A top official of the Sultanate of Oman has called for the revival of a proposal envisioning an overland oil pipeline connecting Saudi oilfields with an export terminal on Oman’s Arabian Sea coast.
Dr Said bin Mohammed al Saqri (pictured), Minister of Economy, underscored the significance of the pipeline initiative in an interview published in the latest edition of ‘Asharq Al-Awsat’, an Arabic international newspaper headquartered in London. The wide-ranging interview underlined the importance of a strategic crude oil pipeline link between Sultanate of Oman and Saudi in the context of recent efforts by the leaderships of the two countries to impart new momentum to bilateral and economic ties.
The idea of an oil pipeline providing an outlet for Saudi crude directly on the Arabian Sea coast, thus bypassing the contentious Hormuz Strait, has languished since it was first proposed in the early 1970s.
However, following the historic visit of His Majesty Sultan Haitham bin Tarik to Saudi Arabia in July this year, the proposal has gain traction among commentators on both sides.
The long-stalled initiative centres on a proposal for a large-capacity pipeline traversing The Empty Quarter as it travels diagonally across the breadth of the Sultanate of Oman before reaching the coast, possibly at Duqm, on the Arabian Sea. Given Saudi Arabia’s prodigious natural gas reserves, it would also make sense to include a gas pipeline as well.
While the Strait of Hormuz will remain the main gateway for the maritime transportation of the bulk of oil and gas exports from the Arabian Gulf region, the establishment of oil and gas pipelines cutting across the Sultanate of Oman en route to the Arabian Sea has become a subject of “paramount strategic importance”, said Dr Al Saqri in the interview.
The proposal to build an oil pipeline through the Sultanate of Oman en route to the Arabian Sea has existed since the 1970s, the Minister noted, adding that with recent commitments by the two sides to boost bilateral investment and trade relations, the revival and implementation of this initiative has become “strategically important”.
Bilateral trade between the two countries has soared to reach a value of $2.5 billion at the end of 2020, up from $1.4 billion in 2020, Dr Al Saqri said. The number of Saudi companies investing and operating in the Sultanate has also more than doubled to around 1,235 to date, up from 467 in 2010, he stated.
Commenting on the imminent opening of a new road linking Sultanate of Oman with Saudi Arabia, Dr Al Saqri said the carriageway will help unleash an array of trade and economic spinoffs for both countries.
‘Without a doubt, the road will contribute to facilitating trade and the movement of goods in a shorter time and at a lower cost, as it cuts the distance between the countries by about 800 kilometres while also bypassing other neighbouring countries. It will also pave the way for Saudi goods to enter the Sultanate for distribution not only within the different governorates of the country but also onward to other countries through Omani ports – and vice versa,” he explained.

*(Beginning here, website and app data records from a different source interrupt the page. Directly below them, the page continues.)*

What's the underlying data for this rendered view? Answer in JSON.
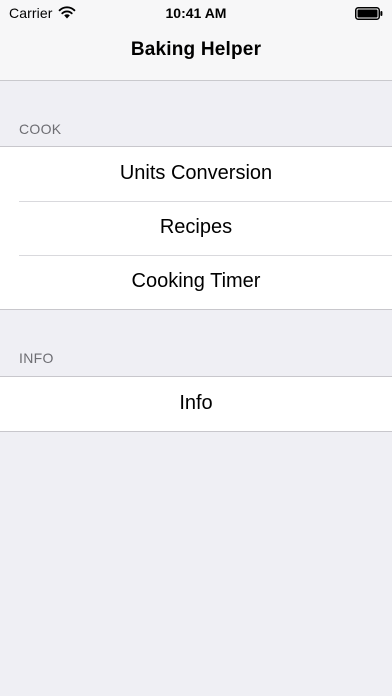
{
  "status_bar": {
    "carrier": "Carrier",
    "time": "10:41 AM",
    "wifi_icon": "wifi-icon",
    "battery_icon": "battery-icon"
  },
  "nav": {
    "title": "Baking Helper"
  },
  "sections": [
    {
      "header": "COOK",
      "items": [
        {
          "label": "Units Conversion"
        },
        {
          "label": "Recipes"
        },
        {
          "label": "Cooking Timer"
        }
      ]
    },
    {
      "header": "INFO",
      "items": [
        {
          "label": "Info"
        }
      ]
    }
  ],
  "colors": {
    "background": "#efeff4",
    "nav_background": "#f7f7f8",
    "cell_background": "#ffffff",
    "section_header_text": "#6d6d72",
    "separator": "#c8c7cc"
  }
}
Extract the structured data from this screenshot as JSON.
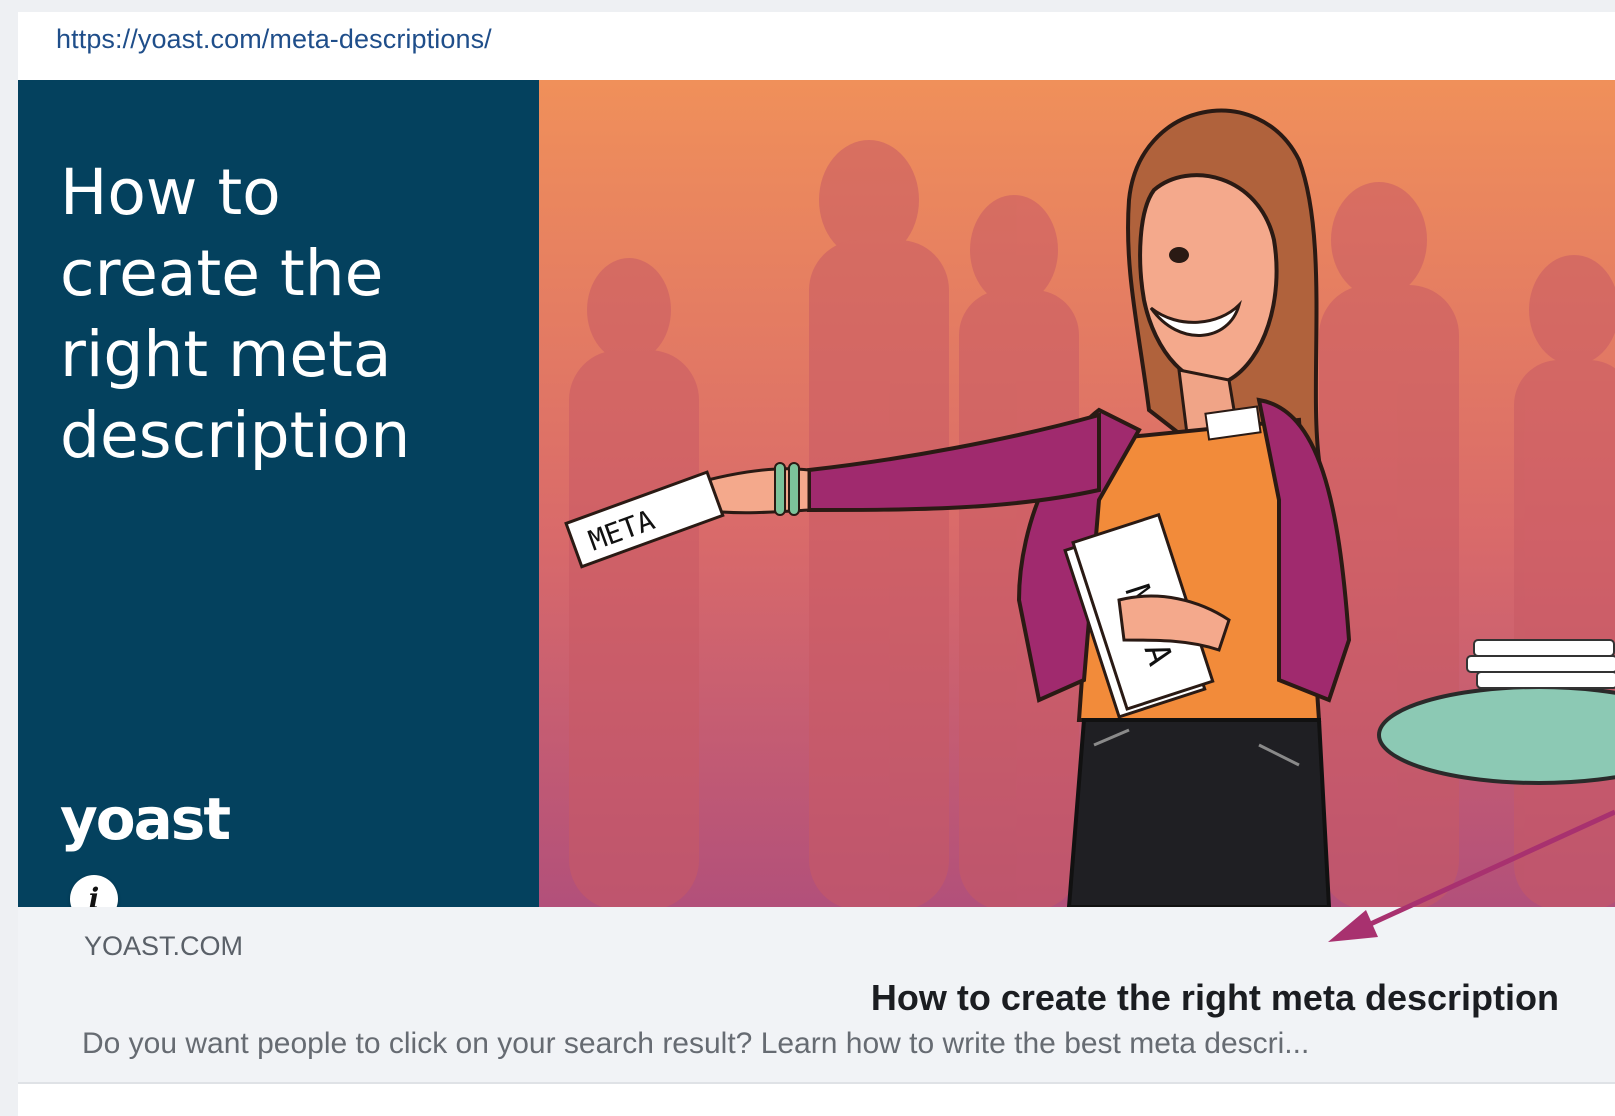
{
  "preview": {
    "url": "https://yoast.com/meta-descriptions/",
    "banner": {
      "headline_lines": [
        "How to",
        "create the",
        "right meta",
        "description"
      ],
      "logo_text": "yoast",
      "note_meta_hand": "META",
      "note_meta_stack": "META",
      "colors": {
        "panel": "#04415e",
        "background_top": "#f0905a",
        "background_bottom": "#b2507a",
        "jacket": "#a02a6e",
        "arrow": "#a8316f"
      }
    },
    "info_icon": "i",
    "domain": "YOAST.COM",
    "title": "How to create the right meta description",
    "description": "Do you want people to click on your search result? Learn how to write the best meta descri..."
  }
}
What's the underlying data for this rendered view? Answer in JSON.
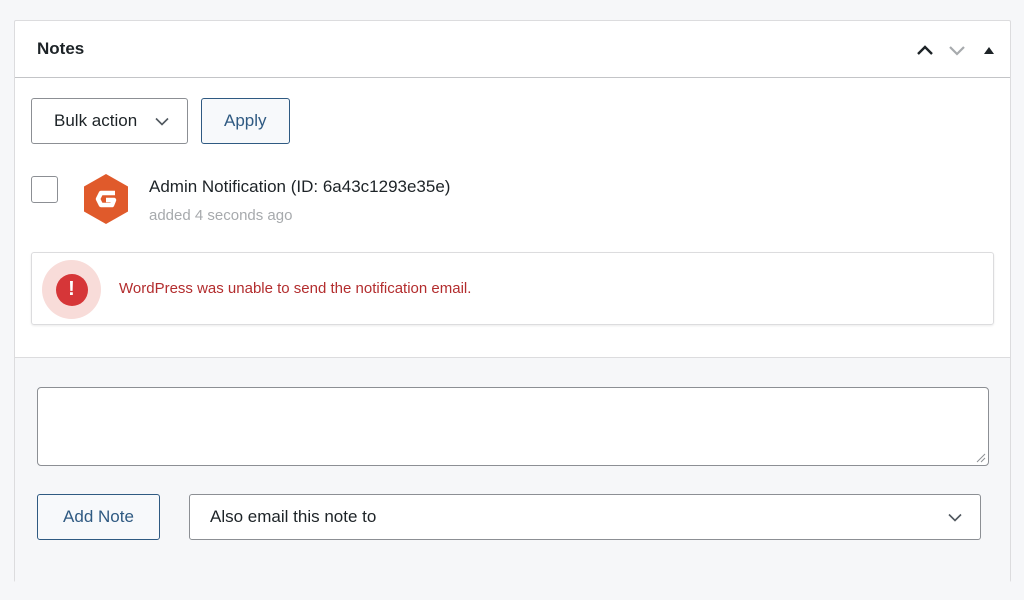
{
  "panel": {
    "title": "Notes",
    "controls": {
      "move_up_icon": "chevron-up-icon",
      "move_down_icon": "chevron-down-icon",
      "toggle_icon": "triangle-up-icon"
    }
  },
  "toolbar": {
    "bulk_action_label": "Bulk action",
    "apply_label": "Apply"
  },
  "note": {
    "title": "Admin Notification (ID: 6a43c1293e35e)",
    "time": "added 4 seconds ago",
    "logo_color": "#e05a2b"
  },
  "alert": {
    "icon_glyph": "!",
    "message": "WordPress was unable to send the notification email.",
    "color": "#d63638"
  },
  "add_note": {
    "textarea_value": "",
    "button_label": "Add Note",
    "email_select_label": "Also email this note to"
  },
  "colors": {
    "accent": "#2f5a82",
    "error": "#d63638",
    "error_text": "#b32d2e",
    "muted_text": "#a7aaad"
  }
}
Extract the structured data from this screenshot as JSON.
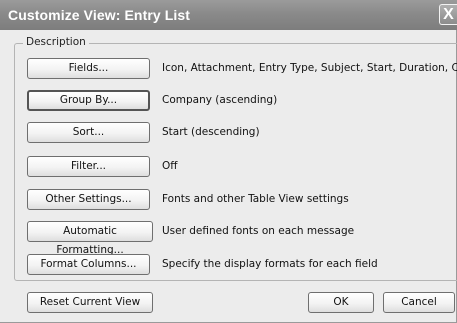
{
  "window": {
    "title": "Customize View: Entry List",
    "close_glyph": "X"
  },
  "group_label": "Description",
  "rows": [
    {
      "button": "Fields...",
      "description": "Icon, Attachment, Entry Type, Subject, Start, Duration, Co..."
    },
    {
      "button": "Group By...",
      "description": "Company (ascending)"
    },
    {
      "button": "Sort...",
      "description": "Start (descending)"
    },
    {
      "button": "Filter...",
      "description": "Off"
    },
    {
      "button": "Other Settings...",
      "description": "Fonts and other Table View settings"
    },
    {
      "button": "Automatic Formatting...",
      "description": "User defined fonts on each message"
    },
    {
      "button": "Format Columns...",
      "description": "Specify the display formats for each field"
    }
  ],
  "footer": {
    "reset": "Reset Current View",
    "ok": "OK",
    "cancel": "Cancel"
  },
  "icons": {
    "close": "close-icon"
  },
  "colors": {
    "titlebar": "#8a8a8a",
    "dialog_bg": "#ececec",
    "title_text": "#ffffff"
  }
}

Additionally, the new road will facilitate the easy and convenient overland movement of pilgrims headed to the holy places of Saudi Arabia, without the need to travel through third countries, he said.
“It is also hoped that the road will provide new opportunities for the emergence and growth of Omani and Saudi projects, such as those normally built alongside the road, as well as the possibility of benefiting from facilities currently available in both countries, such as industrial and free zones. It also opens up the possibility of establishing new areas along the border between the two countries, and the possibility of connecting the City of Duqm with the City of Neom in the Kingdom,” he added.
(Picture for illustration only)